The journey towards economic prosperity has been marked by significant milestones, with China and the world synchronously entering the era of 10,000 USD per capita GDP. This milestone, characterized by heightened productivity, underscores China’s ascent as a global economic powerhouse.

However, as Wang Zhenyao aptly points out, the true litmus test lies in navigating the challenges of abundance: how to consume and reproduce sustainably in an era of unprecedented product abundance.

This necessitates a shift from the traditional model of “competing for more” to one focused on “competing for good and virtue,” where quality and social impact take precedence over sheer quantity.

The evolving business logic mirrors broader societal shifts towards a more values-driven economy. As productivity surges, businesses are compelled to reevaluate their priorities, transitioning from profit maximization to value creation.
This entails grappling with the multifaceted dimensions of sustainability in production and consumption—a challenge that traditional management paradigms struggle to address. Moreover, the burgeoning leisure industry and the rise of community-centric initiatives symbolizes nascent opportunities amidst societal transformation.

At the heart of China’s modernization lies the imperative of addressing the needs of its diverse populace. From rural revitalization to urban-rural integration, the socioeconomic fabric of China is undergoing a profound metamorphosis.

NGOs will play a pivotal role in this transition, offering innovative solutions to entrenched challenges. By harnessing the power of social innovation and inclusivity, these organizations are not merely conduits of change but catalysts for societal progress.

Crucially, organizations should become engines of employment and social value creation. Wang Zhenyao’s advocacy for mission-driven NGO service providers underscores the pivotal role of these organizations in addressing pressing societal needs.

From elderly care to childhood development, NGOs offer holistic solutions that transcend traditional market mechanisms. Moreover, their capacity for innovation and adaptability positions them as drivers of economic dynamism in an era of rapid change.

As China grapples with the complexities of an aging society and shifting demographics, the imperative of inclusive policymaking cannot be overstated. Wang’s call for recognizing the potential of an active aging population highlights the need for policy frameworks that accommodate diverse needs and aspirations.

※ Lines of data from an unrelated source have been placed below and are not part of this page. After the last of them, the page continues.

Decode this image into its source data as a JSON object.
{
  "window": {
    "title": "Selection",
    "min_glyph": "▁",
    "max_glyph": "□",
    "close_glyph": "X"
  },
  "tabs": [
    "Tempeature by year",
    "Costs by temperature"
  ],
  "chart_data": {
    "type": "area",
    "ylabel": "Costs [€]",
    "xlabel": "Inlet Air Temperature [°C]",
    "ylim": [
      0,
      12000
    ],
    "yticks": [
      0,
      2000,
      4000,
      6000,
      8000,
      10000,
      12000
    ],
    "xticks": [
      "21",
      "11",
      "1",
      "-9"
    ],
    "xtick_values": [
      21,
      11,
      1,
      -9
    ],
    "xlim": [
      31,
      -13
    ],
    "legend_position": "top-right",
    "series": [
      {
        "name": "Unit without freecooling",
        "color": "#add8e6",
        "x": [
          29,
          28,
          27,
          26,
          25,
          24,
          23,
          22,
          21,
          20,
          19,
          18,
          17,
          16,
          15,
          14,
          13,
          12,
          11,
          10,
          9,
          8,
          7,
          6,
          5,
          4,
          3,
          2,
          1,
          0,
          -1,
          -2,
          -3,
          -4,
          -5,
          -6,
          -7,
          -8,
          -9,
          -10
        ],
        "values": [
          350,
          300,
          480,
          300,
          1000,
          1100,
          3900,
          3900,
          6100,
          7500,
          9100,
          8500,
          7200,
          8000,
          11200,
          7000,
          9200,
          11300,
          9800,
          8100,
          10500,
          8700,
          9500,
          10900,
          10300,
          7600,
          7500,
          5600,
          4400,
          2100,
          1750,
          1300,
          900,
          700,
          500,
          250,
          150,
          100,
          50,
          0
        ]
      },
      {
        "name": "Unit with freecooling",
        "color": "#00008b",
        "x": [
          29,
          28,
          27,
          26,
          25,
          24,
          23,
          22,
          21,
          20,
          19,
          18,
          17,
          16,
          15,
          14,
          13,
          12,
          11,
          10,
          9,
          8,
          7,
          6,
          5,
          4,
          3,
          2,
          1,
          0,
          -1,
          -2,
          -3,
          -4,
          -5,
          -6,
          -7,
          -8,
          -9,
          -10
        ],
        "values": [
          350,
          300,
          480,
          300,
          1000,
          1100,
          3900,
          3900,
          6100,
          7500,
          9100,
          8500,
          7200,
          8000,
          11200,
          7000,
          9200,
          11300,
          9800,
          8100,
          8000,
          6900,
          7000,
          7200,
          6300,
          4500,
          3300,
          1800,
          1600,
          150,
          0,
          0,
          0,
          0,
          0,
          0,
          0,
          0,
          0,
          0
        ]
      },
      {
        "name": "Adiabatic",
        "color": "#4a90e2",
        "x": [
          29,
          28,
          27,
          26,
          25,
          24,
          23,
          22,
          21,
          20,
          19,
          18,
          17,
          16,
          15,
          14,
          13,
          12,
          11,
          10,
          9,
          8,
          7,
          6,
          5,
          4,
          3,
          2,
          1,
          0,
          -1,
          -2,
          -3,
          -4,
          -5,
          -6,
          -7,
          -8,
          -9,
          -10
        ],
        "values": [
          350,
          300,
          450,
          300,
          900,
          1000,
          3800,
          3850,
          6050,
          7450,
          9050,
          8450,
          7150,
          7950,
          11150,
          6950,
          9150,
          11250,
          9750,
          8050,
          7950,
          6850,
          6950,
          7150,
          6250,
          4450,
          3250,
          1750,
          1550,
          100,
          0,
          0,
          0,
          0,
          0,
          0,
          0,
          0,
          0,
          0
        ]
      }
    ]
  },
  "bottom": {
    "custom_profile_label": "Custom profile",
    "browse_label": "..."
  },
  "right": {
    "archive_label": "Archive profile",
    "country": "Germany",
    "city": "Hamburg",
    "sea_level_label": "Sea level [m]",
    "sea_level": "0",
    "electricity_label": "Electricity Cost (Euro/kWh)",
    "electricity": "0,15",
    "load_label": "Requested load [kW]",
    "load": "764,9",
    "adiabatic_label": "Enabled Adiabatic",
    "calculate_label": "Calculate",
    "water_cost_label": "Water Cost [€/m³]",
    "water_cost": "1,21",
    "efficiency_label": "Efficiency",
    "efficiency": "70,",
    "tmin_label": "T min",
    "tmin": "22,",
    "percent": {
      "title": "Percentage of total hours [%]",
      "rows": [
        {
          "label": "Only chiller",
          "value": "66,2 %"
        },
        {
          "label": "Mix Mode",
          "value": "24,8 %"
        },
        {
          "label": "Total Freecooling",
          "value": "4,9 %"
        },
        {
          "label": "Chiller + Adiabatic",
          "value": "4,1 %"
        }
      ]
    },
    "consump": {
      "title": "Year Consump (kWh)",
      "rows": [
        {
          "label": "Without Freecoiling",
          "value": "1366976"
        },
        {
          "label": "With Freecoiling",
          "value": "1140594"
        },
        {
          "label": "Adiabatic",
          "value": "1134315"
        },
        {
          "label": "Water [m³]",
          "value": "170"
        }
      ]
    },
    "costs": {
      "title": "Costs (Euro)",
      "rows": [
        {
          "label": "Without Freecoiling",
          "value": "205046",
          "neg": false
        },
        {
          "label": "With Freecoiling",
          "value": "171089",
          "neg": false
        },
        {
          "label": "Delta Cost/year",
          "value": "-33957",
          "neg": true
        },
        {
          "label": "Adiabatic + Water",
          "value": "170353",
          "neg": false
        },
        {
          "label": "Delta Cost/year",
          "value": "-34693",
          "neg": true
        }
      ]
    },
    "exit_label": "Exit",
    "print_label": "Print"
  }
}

In navigating these myriad challenges and opportunities, the convergence of government, businesses, and NGOs assumes paramount importance. By fostering synergies and collaborative frameworks, these stakeholders can unlock the full potential of China’s burgeoning social economy.

From community-driven philanthropy to online charitable initiatives, the landscape of NGOs is evolving rapidly, heralding a new era of collective action and impact.

In conclusion, as China charts a course towards economic transformation, the role of civil society in driving progress is paramount. By embracing the ethos of social innovation and inclusivity, China can harness the full potential of its burgeoning NGO sector, paving the way for a more equitable and sustainable future.